WHAT YOU SHOULD DO: Scan the data below and copy each line where "controller" occurs.

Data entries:
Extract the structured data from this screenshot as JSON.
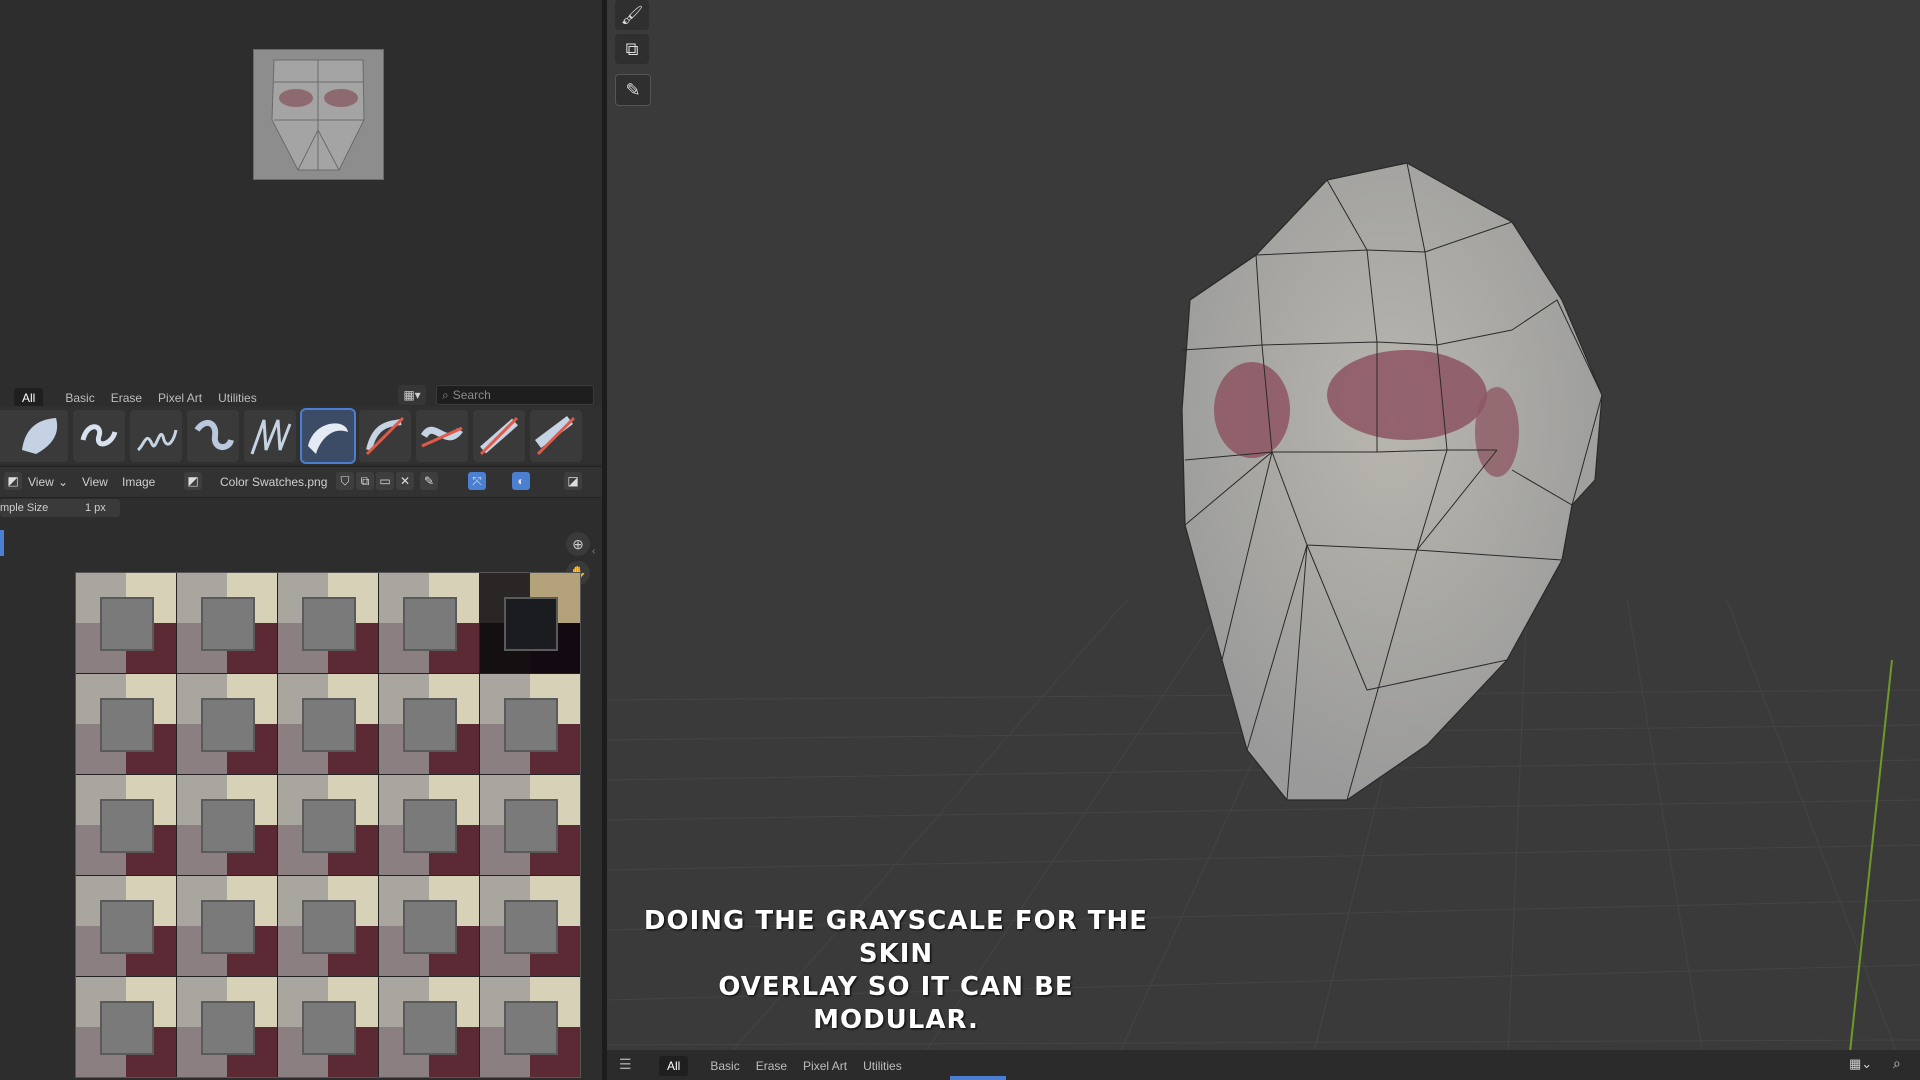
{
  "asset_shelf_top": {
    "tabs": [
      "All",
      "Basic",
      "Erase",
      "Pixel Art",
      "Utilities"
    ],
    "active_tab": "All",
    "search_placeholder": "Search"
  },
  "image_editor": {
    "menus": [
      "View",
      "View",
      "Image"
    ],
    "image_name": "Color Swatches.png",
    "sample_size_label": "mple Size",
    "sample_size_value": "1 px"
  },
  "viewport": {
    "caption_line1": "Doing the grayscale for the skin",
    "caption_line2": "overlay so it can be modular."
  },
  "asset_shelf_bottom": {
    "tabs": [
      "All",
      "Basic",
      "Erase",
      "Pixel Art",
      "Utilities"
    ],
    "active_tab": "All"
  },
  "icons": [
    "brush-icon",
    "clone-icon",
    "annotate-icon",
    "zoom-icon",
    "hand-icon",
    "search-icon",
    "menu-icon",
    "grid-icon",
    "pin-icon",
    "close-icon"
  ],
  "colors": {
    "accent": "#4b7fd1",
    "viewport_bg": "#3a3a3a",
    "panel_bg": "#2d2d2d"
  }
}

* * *

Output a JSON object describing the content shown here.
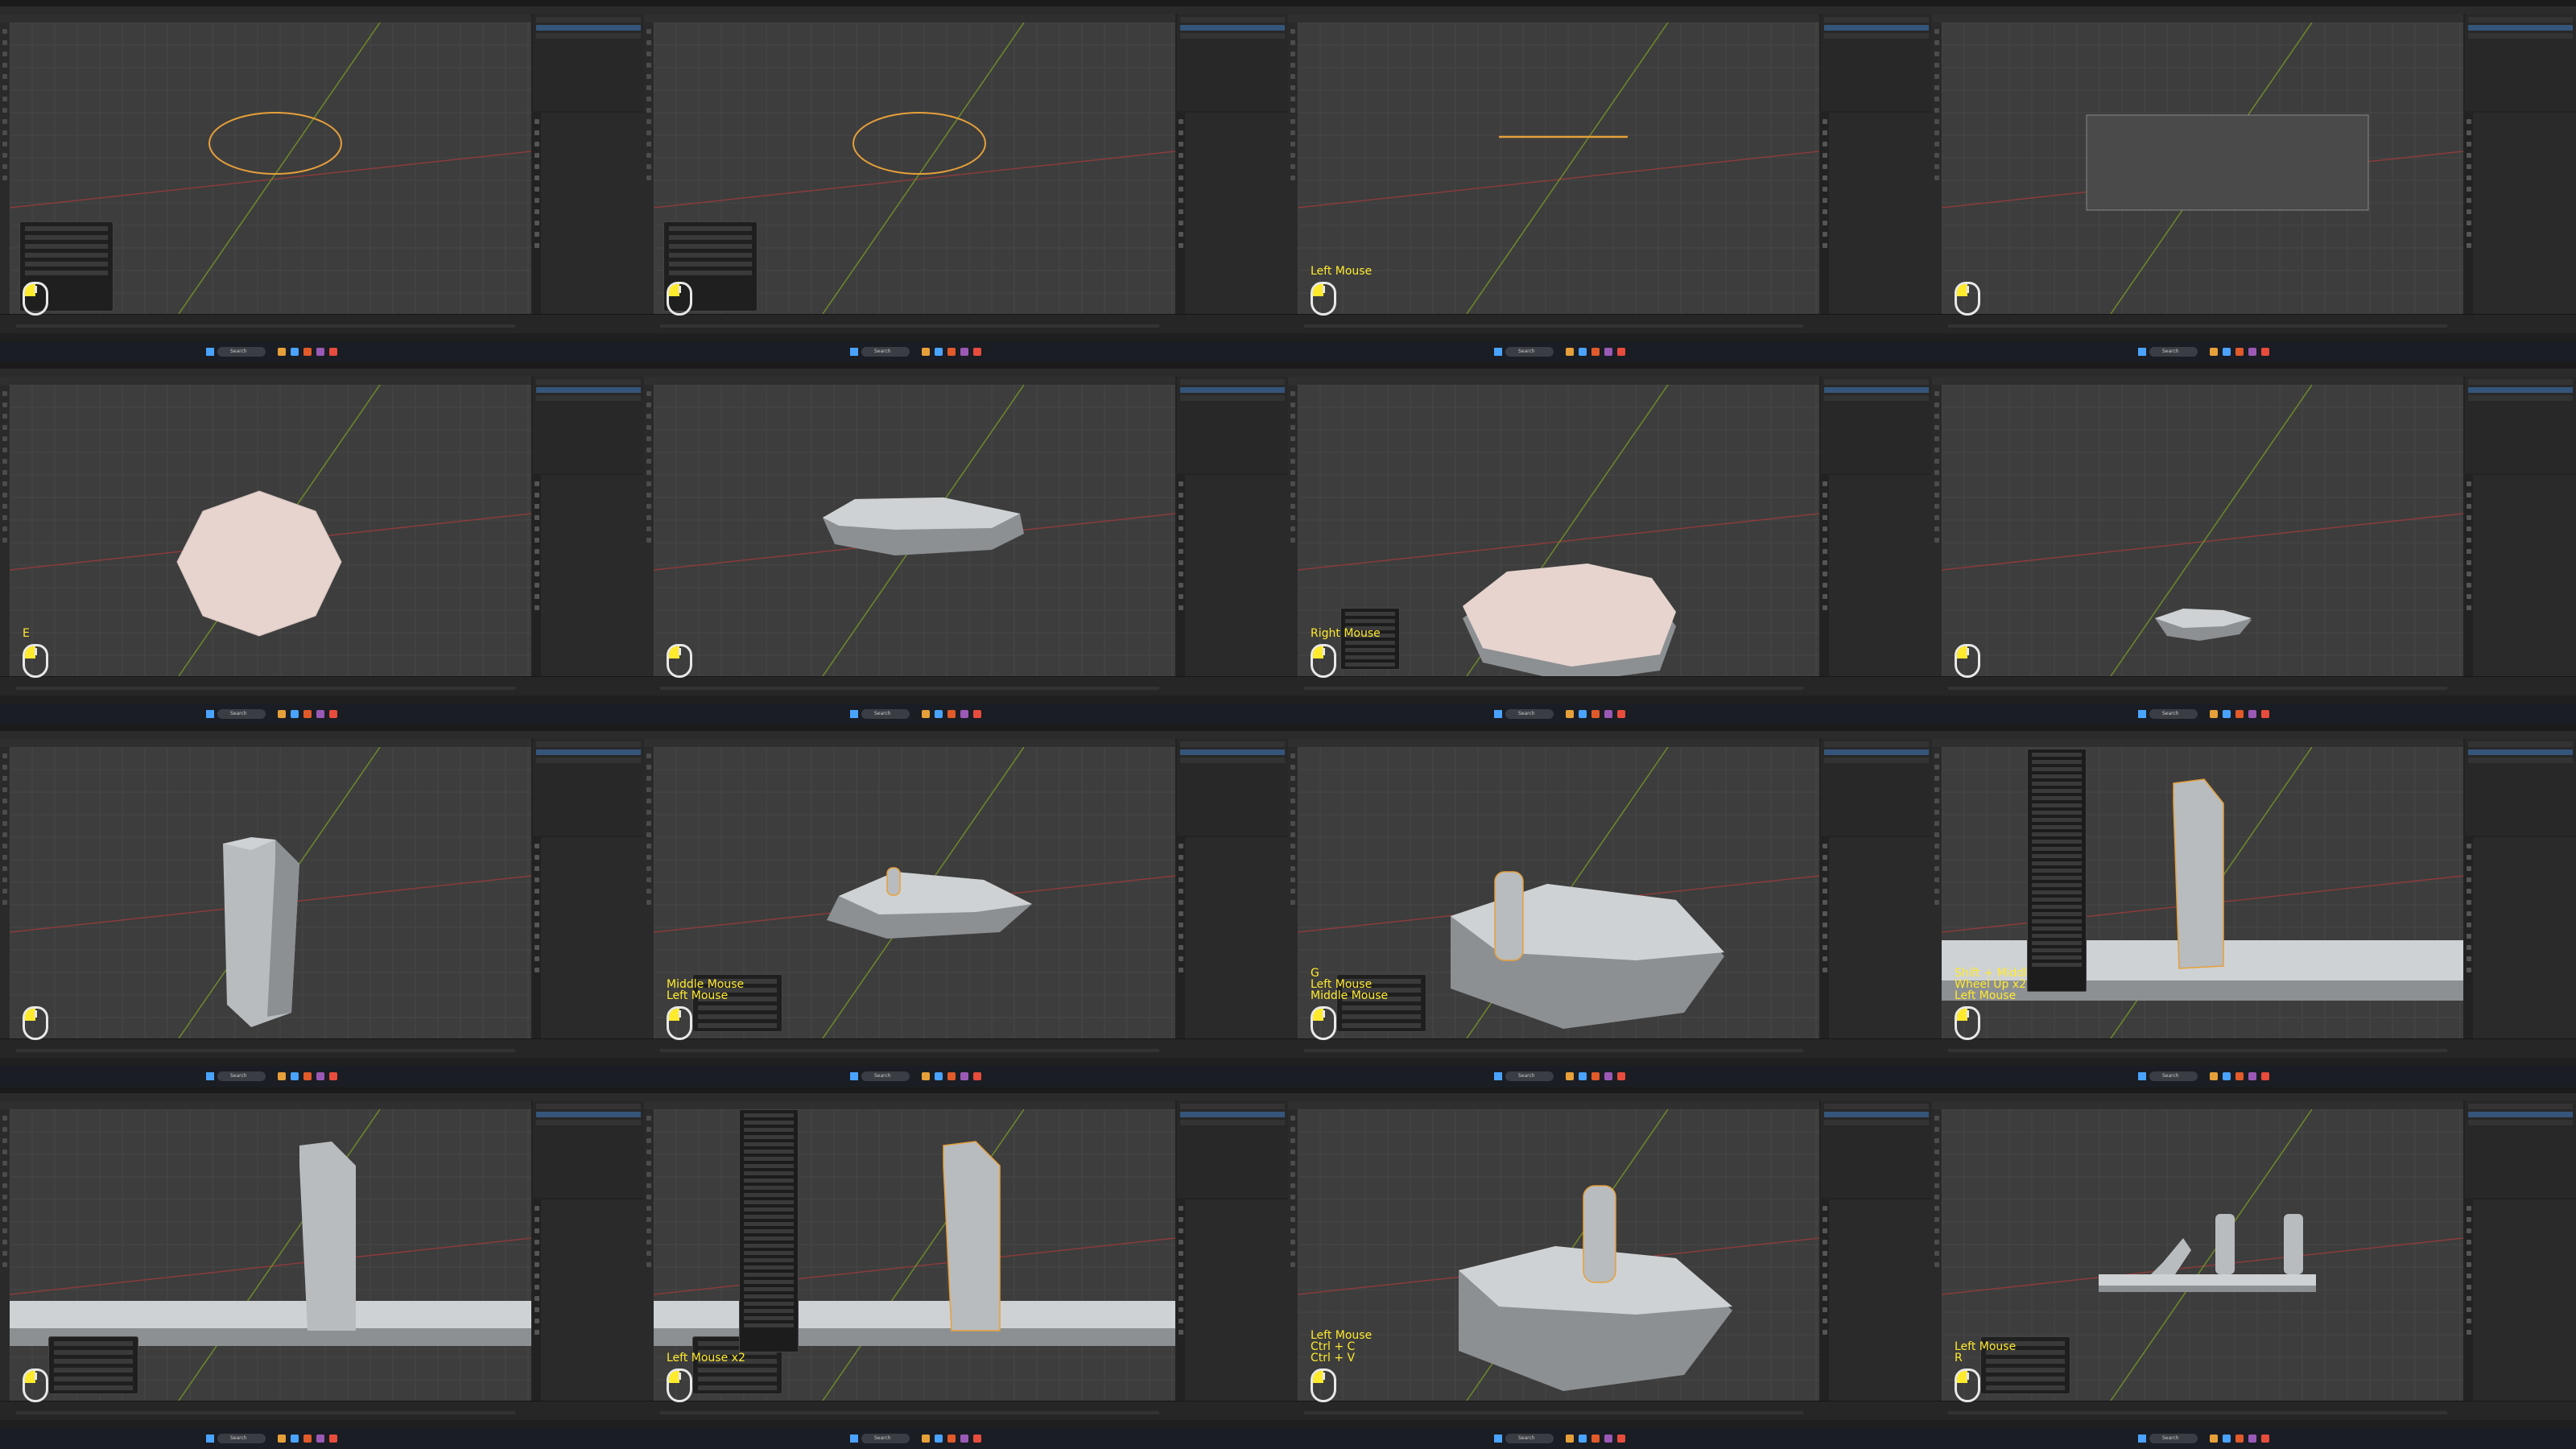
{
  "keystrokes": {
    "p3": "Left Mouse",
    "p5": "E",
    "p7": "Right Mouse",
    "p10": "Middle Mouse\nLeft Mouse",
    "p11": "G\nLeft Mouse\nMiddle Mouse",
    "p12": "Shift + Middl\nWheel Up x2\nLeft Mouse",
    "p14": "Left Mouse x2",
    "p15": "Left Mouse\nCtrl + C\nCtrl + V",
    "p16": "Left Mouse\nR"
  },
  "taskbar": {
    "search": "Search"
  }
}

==

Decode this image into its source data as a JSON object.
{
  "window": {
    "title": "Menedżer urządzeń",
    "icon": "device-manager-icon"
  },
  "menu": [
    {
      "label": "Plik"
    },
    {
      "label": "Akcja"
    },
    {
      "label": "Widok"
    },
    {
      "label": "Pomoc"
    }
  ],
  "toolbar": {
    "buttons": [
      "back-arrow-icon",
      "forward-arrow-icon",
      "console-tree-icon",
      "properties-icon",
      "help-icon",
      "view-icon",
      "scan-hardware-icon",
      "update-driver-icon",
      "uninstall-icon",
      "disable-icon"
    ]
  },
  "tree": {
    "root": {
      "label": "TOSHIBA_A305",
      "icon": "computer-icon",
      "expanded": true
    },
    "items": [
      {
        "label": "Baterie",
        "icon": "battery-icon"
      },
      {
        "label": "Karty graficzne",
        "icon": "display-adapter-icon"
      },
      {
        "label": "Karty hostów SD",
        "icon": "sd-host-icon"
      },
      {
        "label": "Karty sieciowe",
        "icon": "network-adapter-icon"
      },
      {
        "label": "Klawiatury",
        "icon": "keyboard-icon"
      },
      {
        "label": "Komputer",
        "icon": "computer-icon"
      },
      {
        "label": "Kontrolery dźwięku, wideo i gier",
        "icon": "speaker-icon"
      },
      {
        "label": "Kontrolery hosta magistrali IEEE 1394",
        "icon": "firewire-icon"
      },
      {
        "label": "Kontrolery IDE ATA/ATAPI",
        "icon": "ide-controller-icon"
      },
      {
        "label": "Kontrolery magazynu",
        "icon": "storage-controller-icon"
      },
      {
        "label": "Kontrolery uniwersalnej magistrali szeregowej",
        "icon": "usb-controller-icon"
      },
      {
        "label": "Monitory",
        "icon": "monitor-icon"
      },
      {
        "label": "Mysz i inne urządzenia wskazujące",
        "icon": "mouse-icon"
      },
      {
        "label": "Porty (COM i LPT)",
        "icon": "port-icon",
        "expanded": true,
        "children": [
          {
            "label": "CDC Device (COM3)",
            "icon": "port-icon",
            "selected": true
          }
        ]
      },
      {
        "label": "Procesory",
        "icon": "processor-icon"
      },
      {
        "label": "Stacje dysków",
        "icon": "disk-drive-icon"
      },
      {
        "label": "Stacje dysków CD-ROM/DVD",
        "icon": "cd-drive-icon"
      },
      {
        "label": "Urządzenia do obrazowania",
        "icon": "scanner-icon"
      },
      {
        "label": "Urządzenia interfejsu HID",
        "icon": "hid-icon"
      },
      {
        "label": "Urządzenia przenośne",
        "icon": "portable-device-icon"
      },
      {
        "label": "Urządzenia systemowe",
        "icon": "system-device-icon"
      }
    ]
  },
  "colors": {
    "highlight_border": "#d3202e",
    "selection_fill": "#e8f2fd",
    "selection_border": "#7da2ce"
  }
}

WRITTEN ANSWER:
        "icon": "ide-controller-icon"
        "icon": "storage-controller-icon"
        "icon": "usb-controller-icon"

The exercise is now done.